In fact, the writer's Indian-American friend Professor Amit Gupta, who teaches in the United States, has an interesting explanation on the direction of the Indo-US relations. According to him, "It is important to keep in mind that there are five India-US relationships: the government to government relationship; the military to military relationship; the one between Bangalore and Silicon Valley; the one between Indian students and American universities; and finally, the one between the Indian diaspora and India. Of these, the first two are the ones on which the Indian government pins the most hopes, but these are also the most problematic. The India-US relationship has improved significantly since the bad days following the 1998 nuclear tests but they have plateaued at the political and military levels. What PM Modi needs to do, therefore, is to push the development of the other three sets of relationships that are both far less complicated to foster and much more.”
I will end with a little bit explanation of Amit’s last "relationship" — the ascendancy of the Indian- Americans both in number and profile in the United States. Indian- Americans have been continuously outpacing every ethnic group socioeconomically to reach the summit of the US Census charts. They have attained the highest educational levels of all ethnic groups in the US According to Wikipedia, 71% of all Indians have a bachelor's or high degree (compared to 28 percent nationally and 44 percent average for all Asian American groups). Almost 40 percent of all Indians in the United States have a master's, doctorate or other professional degree.
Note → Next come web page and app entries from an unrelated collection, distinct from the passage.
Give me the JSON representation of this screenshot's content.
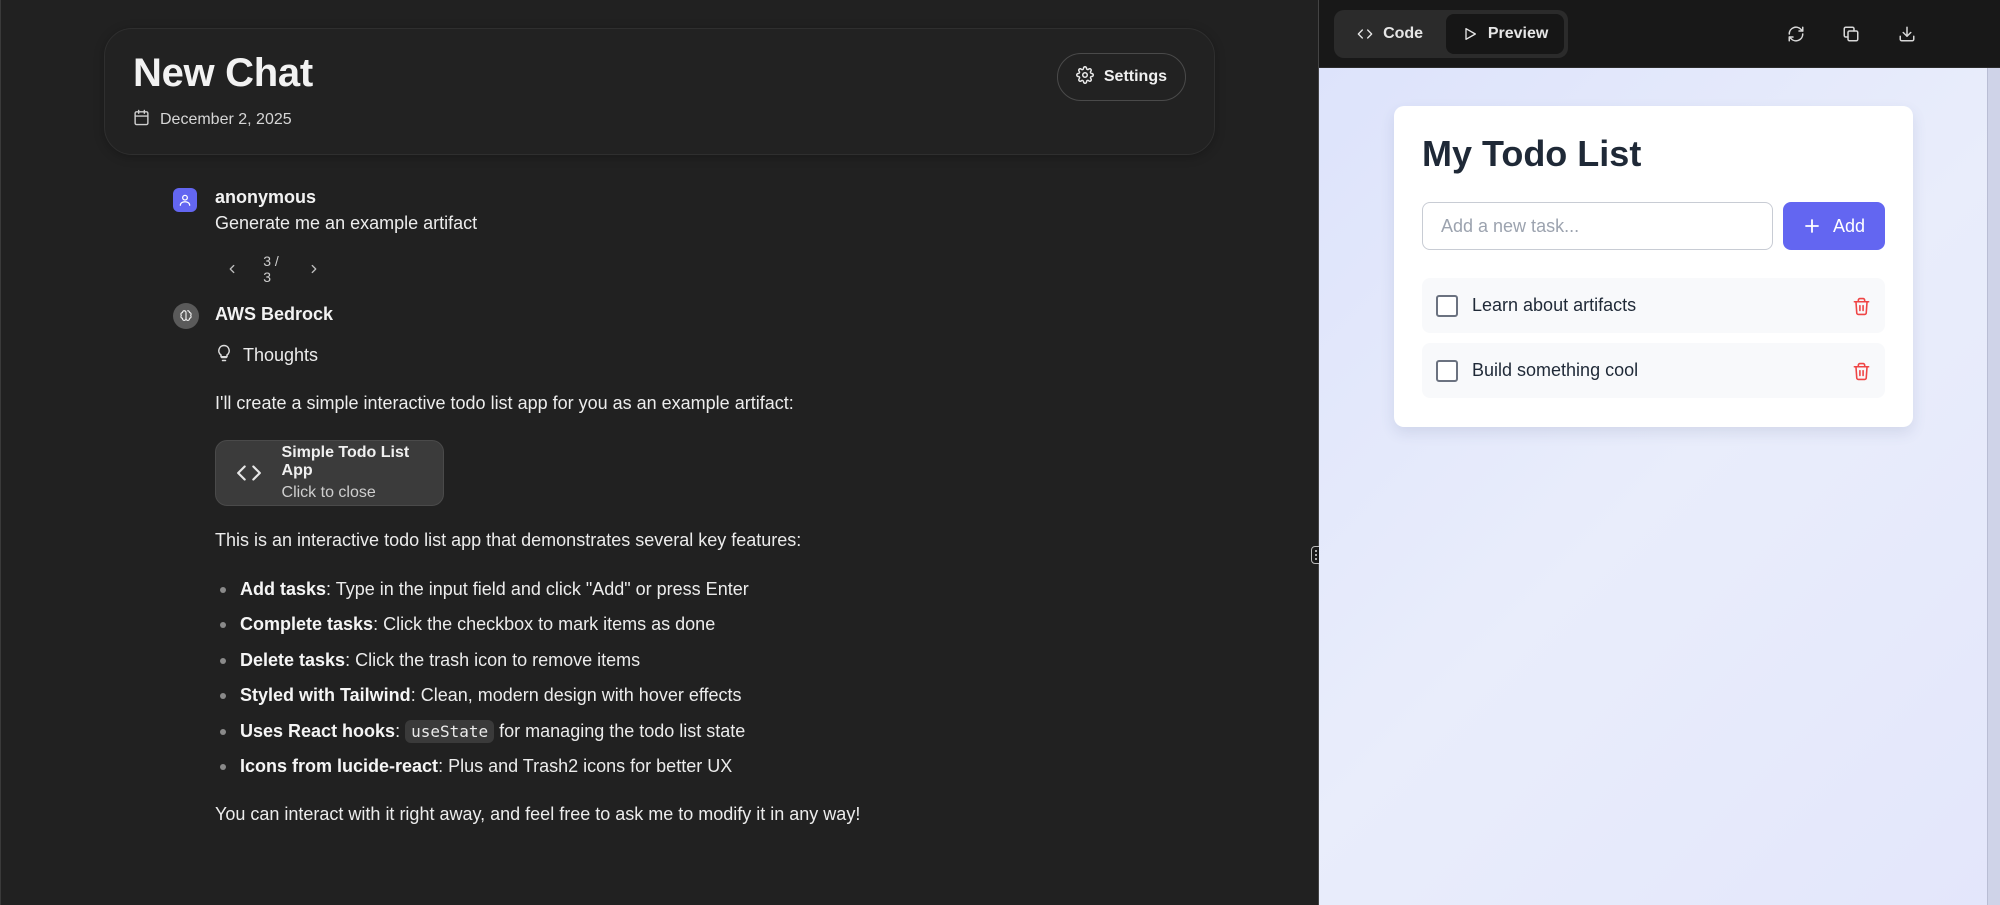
{
  "header": {
    "title": "New Chat",
    "date": "December 2, 2025",
    "settings_label": "Settings"
  },
  "user_message": {
    "sender": "anonymous",
    "text": "Generate me an example artifact",
    "pager": "3 / 3"
  },
  "assistant_message": {
    "sender": "AWS Bedrock",
    "thoughts_label": "Thoughts",
    "intro": "I'll create a simple interactive todo list app for you as an example artifact:",
    "artifact": {
      "title": "Simple Todo List App",
      "subtitle": "Click to close"
    },
    "features_intro": "This is an interactive todo list app that demonstrates several key features:",
    "features": [
      {
        "bold": "Add tasks",
        "text": ": Type in the input field and click \"Add\" or press Enter"
      },
      {
        "bold": "Complete tasks",
        "text": ": Click the checkbox to mark items as done"
      },
      {
        "bold": "Delete tasks",
        "text": ": Click the trash icon to remove items"
      },
      {
        "bold": "Styled with Tailwind",
        "text": ": Clean, modern design with hover effects"
      },
      {
        "bold": "Uses React hooks",
        "text_before": ": ",
        "code": "useState",
        "text": " for managing the todo list state"
      },
      {
        "bold": "Icons from lucide-react",
        "text": ": Plus and Trash2 icons for better UX"
      }
    ],
    "closing": "You can interact with it right away, and feel free to ask me to modify it in any way!"
  },
  "artifact_panel": {
    "tabs": {
      "code": "Code",
      "preview": "Preview"
    },
    "active_tab": "preview",
    "tools": [
      "refresh-icon",
      "copy-icon",
      "download-icon"
    ]
  },
  "todo_app": {
    "title": "My Todo List",
    "input_placeholder": "Add a new task...",
    "input_value": "",
    "add_label": "Add",
    "items": [
      {
        "label": "Learn about artifacts",
        "done": false
      },
      {
        "label": "Build something cool",
        "done": false
      }
    ]
  },
  "colors": {
    "accent": "#6366f1",
    "danger": "#ef4444",
    "chat_bg": "#212121",
    "preview_bg": "#e4e8fb"
  }
}
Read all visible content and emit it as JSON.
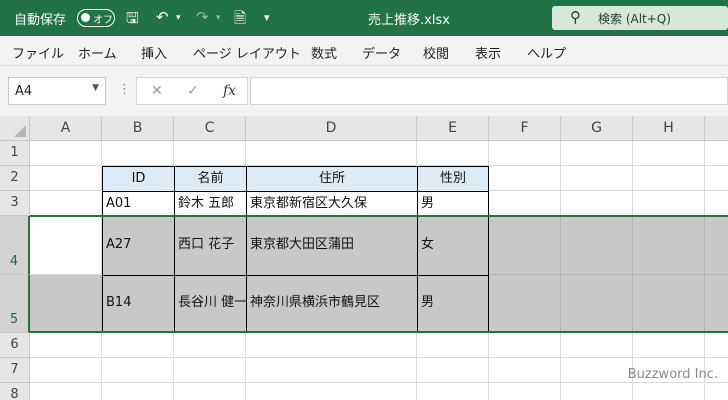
{
  "titlebar": {
    "autosave_label": "自動保存",
    "autosave_toggle": "オフ",
    "filename": "売上推移.xlsx",
    "search_placeholder": "検索 (Alt+Q)"
  },
  "ribbon": {
    "tabs": [
      "ファイル",
      "ホーム",
      "挿入",
      "ページ レイアウト",
      "数式",
      "データ",
      "校閲",
      "表示",
      "ヘルプ"
    ]
  },
  "formula_bar": {
    "name_box": "A4",
    "fx": "fx",
    "formula": ""
  },
  "columns": [
    "A",
    "B",
    "C",
    "D",
    "E",
    "F",
    "G",
    "H"
  ],
  "rows": [
    "1",
    "2",
    "3",
    "4",
    "5",
    "6",
    "7",
    "8"
  ],
  "table": {
    "header": [
      "ID",
      "名前",
      "住所",
      "性別"
    ],
    "r3": [
      "A01",
      "鈴木 五郎",
      "東京都新宿区大久保",
      "男"
    ],
    "r4": [
      "A27",
      "西口 花子",
      "東京都大田区蒲田",
      "女"
    ],
    "r5": [
      "B14",
      "長谷川 健一",
      "神奈川県横浜市鶴見区",
      "男"
    ]
  },
  "watermark": "Buzzword Inc.",
  "colors": {
    "accent": "#217346",
    "header_fill": "#ddebf7",
    "selection_shade": "#c8c8c8"
  }
}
After all, the best and brightest students in India emigrate to America.
A study from Pew Research Centre has shown that 80 percent of Indians were holding college or advanced degrees, surpassing the previously Taiwanese average figure of 74.1%. In fact, the percentage of the number of Indian- Americans who have a master's, doctorate or other professional degree is five times the national average in America.
What all this means is that these high profiled Indian -Americans, having best professional jobs, constitute a huge constituency for India which no American government or business can ignore. But then, for better or concrete results, there has to be some systemic changes in India in its governance, something that is not easy, given the weighty presence habitual US - bashers in our political, administrative and intellectual establishments, most of whom, incidentally, also happen to be the biggest opponents of the liberalisation of the economy and governmental reforms.